Component data from apps and pages:
╭──
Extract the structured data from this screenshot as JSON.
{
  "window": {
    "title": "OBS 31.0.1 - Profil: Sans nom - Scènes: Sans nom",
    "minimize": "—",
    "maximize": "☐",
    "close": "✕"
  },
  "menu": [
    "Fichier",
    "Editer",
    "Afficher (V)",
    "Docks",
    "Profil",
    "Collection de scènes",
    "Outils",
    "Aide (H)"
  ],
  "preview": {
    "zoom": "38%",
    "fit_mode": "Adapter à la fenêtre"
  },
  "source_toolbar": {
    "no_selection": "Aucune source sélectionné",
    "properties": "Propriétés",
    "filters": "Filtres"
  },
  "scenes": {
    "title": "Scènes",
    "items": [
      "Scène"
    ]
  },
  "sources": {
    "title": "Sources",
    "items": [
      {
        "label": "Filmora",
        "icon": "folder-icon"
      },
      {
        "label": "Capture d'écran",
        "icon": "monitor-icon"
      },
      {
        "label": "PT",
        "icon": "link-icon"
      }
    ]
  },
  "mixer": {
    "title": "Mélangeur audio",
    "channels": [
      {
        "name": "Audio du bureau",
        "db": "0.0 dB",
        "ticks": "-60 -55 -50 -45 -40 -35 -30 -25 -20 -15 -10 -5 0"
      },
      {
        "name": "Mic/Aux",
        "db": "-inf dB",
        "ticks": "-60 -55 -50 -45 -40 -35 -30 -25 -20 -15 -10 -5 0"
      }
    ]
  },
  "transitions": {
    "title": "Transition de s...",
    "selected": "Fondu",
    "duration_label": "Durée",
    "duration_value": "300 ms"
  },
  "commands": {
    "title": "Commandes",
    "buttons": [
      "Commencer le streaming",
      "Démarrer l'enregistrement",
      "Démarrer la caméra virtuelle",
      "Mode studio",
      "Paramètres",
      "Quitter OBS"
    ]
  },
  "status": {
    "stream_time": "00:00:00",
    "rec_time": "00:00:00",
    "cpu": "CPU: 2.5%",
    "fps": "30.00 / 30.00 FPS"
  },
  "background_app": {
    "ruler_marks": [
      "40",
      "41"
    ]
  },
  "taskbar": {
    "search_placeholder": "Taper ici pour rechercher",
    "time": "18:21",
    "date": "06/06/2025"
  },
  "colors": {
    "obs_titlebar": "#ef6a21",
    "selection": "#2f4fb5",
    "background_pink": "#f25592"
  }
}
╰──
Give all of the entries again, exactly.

### Written response
Extract the structured data from this screenshot as JSON.
{
  "window": {
    "title": "OBS 31.0.1 - Profil: Sans nom - Scènes: Sans nom",
    "minimize": "—",
    "maximize": "☐",
    "close": "✕"
  },
  "menu": [
    "Fichier",
    "Editer",
    "Afficher (V)",
    "Docks",
    "Profil",
    "Collection de scènes",
    "Outils",
    "Aide (H)"
  ],
  "preview": {
    "zoom": "38%",
    "fit_mode": "Adapter à la fenêtre"
  },
  "source_toolbar": {
    "no_selection": "Aucune source sélectionné",
    "properties": "Propriétés",
    "filters": "Filtres"
  },
  "scenes": {
    "title": "Scènes",
    "items": [
      "Scène"
    ]
  },
  "sources": {
    "title": "Sources",
    "items": [
      {
        "label": "Filmora",
        "icon": "folder-icon"
      },
      {
        "label": "Capture d'écran",
        "icon": "monitor-icon"
      },
      {
        "label": "PT",
        "icon": "link-icon"
      }
    ]
  },
  "mixer": {
    "title": "Mélangeur audio",
    "channels": [
      {
        "name": "Audio du bureau",
        "db": "0.0 dB",
        "ticks": "-60 -55 -50 -45 -40 -35 -30 -25 -20 -15 -10 -5 0"
      },
      {
        "name": "Mic/Aux",
        "db": "-inf dB",
        "ticks": "-60 -55 -50 -45 -40 -35 -30 -25 -20 -15 -10 -5 0"
      }
    ]
  },
  "transitions": {
    "title": "Transition de s...",
    "selected": "Fondu",
    "duration_label": "Durée",
    "duration_value": "300 ms"
  },
  "commands": {
    "title": "Commandes",
    "buttons": [
      "Commencer le streaming",
      "Démarrer l'enregistrement",
      "Démarrer la caméra virtuelle",
      "Mode studio",
      "Paramètres",
      "Quitter OBS"
    ]
  },
  "status": {
    "stream_time": "00:00:00",
    "rec_time": "00:00:00",
    "cpu": "CPU: 2.5%",
    "fps": "30.00 / 30.00 FPS"
  },
  "background_app": {
    "ruler_marks": [
      "40",
      "41"
    ]
  },
  "taskbar": {
    "search_placeholder": "Taper ici pour rechercher",
    "time": "18:21",
    "date": "06/06/2025"
  },
  "colors": {
    "obs_titlebar": "#ef6a21",
    "selection": "#2f4fb5",
    "background_pink": "#f25592"
  }
}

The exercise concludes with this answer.